Several older versions of Windows, including Windows XP and Windows 7, are vulnerable to a rapidly spreading computer virus that can infect entire networks, much like the 2017 WannaCry attack.

The flaw identified by Microsoft could allow hackers to take control of a remote computer by using an arbitrary code execution attack. This kind of attack consists in exploiting a vulnerability in the defenses of a system to force it to give access to functionalities against the will of its owner.

For example, an attacker could gain administrator rights and then make changes to the computer or access otherwise unreachable data.

Vulnerable versions

  • Windows XP
  • Windows Server 2003
  • Windows 7
  • Windows Server 2008
  • Windows Server 2008 R2

A major flaw

The flaw is so important that Microsoft was an exception to its habit by issuing updates for Windows XP and Windows Server 2003, two versions that are no longer officially supported by the company. These updates are on a specially created page for them on the Microsoft site.

Windows 7, Windows Server 2008, and Windows Server 2008 R2 are also subject to a downloadable security update either through Windows Update or directly on the bug page.

These updates should be immediately applied by users of vulnerable versions of Windows.

Windows 8 and 10 are not affected by this problem.

Hints of WannaCry

Microsoft has not seen an exploit exploiting the vulnerability revealed on Tuesday, but hackers could study security updates to try to design a malware that can take advantage of it.
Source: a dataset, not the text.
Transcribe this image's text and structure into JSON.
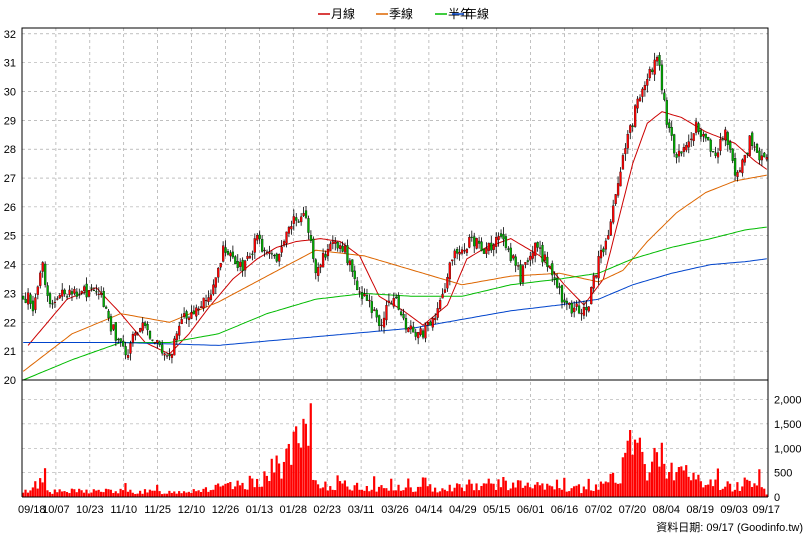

The WannaCry virus caused headaches in many parts of the world in 2017 when it spread rapidly over large networks . This ransomware had the effect of encrypting the data of infected computers before asking for a ransom to restore access.

In particular, he had paralyzed the computer systems of the British health network. In Canada, the University of Montreal and Cambrian College were also affected.

Dan Carter
Dan Carter was a reporter for Nomad Labs, before becoming the lead editor. Dan has over forty bylines and has reported on countless stories concerning all things related to tech and science.  Dan studied at CSUF.